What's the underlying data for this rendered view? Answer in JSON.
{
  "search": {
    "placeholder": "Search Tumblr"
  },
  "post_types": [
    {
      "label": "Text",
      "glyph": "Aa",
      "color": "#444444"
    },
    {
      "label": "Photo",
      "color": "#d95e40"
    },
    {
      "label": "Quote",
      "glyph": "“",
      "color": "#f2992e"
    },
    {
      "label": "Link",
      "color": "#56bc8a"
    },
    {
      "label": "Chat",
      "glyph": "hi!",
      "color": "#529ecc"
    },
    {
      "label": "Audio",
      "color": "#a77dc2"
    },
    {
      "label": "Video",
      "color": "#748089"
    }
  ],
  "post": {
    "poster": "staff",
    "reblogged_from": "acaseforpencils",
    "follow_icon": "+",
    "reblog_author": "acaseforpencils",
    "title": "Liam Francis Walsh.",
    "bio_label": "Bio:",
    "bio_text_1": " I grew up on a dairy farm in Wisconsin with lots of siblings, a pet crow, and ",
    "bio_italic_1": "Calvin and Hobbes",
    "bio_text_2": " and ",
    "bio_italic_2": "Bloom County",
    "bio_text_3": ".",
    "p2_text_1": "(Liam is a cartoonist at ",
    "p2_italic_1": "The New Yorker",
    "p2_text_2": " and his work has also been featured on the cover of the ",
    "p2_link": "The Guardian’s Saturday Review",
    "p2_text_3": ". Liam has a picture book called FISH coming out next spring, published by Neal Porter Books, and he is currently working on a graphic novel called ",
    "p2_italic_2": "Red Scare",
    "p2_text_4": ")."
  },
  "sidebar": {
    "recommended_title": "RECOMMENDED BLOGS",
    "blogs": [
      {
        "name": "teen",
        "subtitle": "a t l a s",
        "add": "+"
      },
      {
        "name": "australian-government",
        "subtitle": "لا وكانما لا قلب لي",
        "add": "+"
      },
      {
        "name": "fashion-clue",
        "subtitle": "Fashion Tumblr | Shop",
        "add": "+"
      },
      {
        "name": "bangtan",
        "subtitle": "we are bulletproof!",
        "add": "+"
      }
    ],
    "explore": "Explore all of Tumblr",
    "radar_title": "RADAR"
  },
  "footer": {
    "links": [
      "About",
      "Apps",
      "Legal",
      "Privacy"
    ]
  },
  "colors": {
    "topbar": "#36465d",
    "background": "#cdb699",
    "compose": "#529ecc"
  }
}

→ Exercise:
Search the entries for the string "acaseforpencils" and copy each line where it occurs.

→ Your response:
    "reblogged_from": "acaseforpencils",
    "reblog_author": "acaseforpencils",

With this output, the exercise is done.